Oxford will celebrate Mississippi’s eclectic mix of artists at the third annual Art-er Limits Fringe Festival on August 11-14. The event highlights the diverse talents that make Mississippi, well, just a little weird.
The Festival was designed as a sort of arts sampler with concerts, performance and workshops that last around 45 minutes and cover a wide range of topics. This allows visitors time to experience multiple mediums, performances and venues.
“We want people to explore and discover without feeling intimidated,” said Andrews.
Many of the weekend’s events are free or inexpensive. Blake Tartt III of New Regional Planning and Cathead Vodka are sponsors for the event, and all artists share in the proceeds from the weekend’s general admissions ticket sales. The events are scheduled to take place in various venues in and around the Oxford Square, including coffee shops, bars and outdoor spaces.
The eccentric weekend kicks off with the Iron Bartender Competition where each bartender will be given a box of mystery ingredients. Bartenders will open the boxes 30 minutes prior to the contest and then craft a cocktail using what’s inside. The audience will sample the drinks, and a winner will be decided by a combination of tips and votes.
Another popular event is the Secret Show, which as its name suggests, is kept under wraps until the very moment of the event. The event has sold out every year, and, according to Andrews, the show relies on artist/audience interaction. Artists are given a budget and must come up with an interactive concept so participants come to understand the art forms by taking part in creating them. Past Secret Shows have featured puppet doormen, interactive painting and paper airplane making contests.
In addition to providing a weekend of entertainment, Fringe Fest provides an opportunity for education.
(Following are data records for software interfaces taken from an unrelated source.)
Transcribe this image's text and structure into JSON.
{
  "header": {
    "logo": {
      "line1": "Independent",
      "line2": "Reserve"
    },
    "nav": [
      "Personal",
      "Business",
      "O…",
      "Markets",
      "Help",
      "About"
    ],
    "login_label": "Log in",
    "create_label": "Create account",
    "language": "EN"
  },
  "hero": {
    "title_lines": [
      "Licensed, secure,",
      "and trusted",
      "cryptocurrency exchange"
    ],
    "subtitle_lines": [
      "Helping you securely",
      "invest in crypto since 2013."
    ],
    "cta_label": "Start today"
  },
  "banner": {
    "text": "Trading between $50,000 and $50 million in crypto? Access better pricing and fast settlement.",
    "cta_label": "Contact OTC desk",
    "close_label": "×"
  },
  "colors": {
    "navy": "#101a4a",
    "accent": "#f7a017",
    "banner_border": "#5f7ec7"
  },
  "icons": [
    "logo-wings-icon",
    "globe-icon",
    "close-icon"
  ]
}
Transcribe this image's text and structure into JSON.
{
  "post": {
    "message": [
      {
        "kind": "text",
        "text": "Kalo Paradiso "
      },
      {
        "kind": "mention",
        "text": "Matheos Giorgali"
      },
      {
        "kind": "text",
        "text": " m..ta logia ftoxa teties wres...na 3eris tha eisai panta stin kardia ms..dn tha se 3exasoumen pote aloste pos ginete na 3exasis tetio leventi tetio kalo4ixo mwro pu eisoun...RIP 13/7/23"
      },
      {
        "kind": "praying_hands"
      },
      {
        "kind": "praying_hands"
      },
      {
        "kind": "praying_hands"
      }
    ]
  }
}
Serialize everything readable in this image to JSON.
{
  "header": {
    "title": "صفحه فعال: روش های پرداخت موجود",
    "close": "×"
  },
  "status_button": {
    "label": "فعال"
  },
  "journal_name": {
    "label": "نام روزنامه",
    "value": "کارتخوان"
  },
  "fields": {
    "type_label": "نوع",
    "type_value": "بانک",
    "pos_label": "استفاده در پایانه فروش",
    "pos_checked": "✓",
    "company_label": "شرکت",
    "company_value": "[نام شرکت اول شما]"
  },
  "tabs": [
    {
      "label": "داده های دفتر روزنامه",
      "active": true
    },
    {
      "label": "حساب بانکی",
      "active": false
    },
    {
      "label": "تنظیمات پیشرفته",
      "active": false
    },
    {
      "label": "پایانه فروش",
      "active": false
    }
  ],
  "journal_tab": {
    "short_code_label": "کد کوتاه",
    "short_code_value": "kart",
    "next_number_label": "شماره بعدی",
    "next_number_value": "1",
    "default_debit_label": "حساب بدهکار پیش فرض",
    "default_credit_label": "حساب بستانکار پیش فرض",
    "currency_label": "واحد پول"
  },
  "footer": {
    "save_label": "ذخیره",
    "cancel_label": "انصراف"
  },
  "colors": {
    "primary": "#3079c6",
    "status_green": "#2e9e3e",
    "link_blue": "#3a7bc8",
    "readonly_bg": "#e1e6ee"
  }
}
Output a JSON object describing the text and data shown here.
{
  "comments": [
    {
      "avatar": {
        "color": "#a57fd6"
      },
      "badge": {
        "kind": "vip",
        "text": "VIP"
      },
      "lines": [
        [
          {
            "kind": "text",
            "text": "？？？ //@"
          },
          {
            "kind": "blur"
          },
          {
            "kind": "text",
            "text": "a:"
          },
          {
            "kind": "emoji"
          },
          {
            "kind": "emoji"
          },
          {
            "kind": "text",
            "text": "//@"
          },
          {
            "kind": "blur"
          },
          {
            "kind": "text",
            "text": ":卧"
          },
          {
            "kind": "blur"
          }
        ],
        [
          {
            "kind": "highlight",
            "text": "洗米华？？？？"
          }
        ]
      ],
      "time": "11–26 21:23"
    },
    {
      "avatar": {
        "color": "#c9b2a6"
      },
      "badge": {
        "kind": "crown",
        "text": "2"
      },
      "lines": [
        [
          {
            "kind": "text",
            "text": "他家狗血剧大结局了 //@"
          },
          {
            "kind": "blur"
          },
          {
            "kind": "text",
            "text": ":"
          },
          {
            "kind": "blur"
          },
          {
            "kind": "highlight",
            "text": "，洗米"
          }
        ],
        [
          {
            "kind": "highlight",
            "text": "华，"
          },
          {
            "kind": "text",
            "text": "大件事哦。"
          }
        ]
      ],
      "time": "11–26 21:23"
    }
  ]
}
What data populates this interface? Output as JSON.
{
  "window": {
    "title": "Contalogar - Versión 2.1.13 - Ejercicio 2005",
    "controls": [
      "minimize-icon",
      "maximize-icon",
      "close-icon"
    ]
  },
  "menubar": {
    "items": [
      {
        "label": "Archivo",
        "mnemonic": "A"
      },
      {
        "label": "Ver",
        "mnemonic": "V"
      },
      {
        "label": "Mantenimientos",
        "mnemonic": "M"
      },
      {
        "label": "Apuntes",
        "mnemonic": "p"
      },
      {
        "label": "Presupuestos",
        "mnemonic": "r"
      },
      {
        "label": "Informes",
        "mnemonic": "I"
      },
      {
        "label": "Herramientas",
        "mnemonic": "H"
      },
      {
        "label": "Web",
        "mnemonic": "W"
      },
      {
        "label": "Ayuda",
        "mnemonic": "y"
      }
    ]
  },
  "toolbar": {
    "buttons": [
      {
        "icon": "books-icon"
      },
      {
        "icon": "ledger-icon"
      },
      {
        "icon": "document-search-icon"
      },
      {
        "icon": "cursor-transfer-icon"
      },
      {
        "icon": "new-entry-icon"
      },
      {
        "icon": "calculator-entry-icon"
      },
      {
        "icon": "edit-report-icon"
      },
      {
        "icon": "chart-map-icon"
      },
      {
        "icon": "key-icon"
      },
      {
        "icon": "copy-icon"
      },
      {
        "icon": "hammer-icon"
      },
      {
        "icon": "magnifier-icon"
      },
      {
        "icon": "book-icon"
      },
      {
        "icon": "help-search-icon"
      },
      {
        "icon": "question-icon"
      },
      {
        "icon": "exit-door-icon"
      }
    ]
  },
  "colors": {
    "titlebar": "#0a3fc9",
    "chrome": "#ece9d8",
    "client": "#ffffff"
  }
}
The festival also provides attendees with the experience and vocabulary to understand how local and folk art directly influence modern art.
“Someone can learn the techniques of hula dancing during one workshop, then attend a modern dance show an hour later and see how those body movements relate to fine art and influence something like ballet,” said Andrews. “Because Oxford is one of the fastest growing communities in the state, it tends to be presented in a refined or polished way,” he continued.
However, he credits Oxford’s interesting art scene for part of that growth.
“It’s often the imperfections and quirkiness that make a place feel authentic, and that attracts people to our town,” he added.
Andrews hopes that festival-goers will leave the weekend with the desire for more — whether that be for more art or more Mississippi.
“Tourism is a major part of our state,” said Andrews. “We had 22 million visitors last year, and we want those visitors to have real Mississippi stories of their own to share.”
To learn more about the unique happenings at this year’s Fringe Fest, visit oxfordfringefest.com.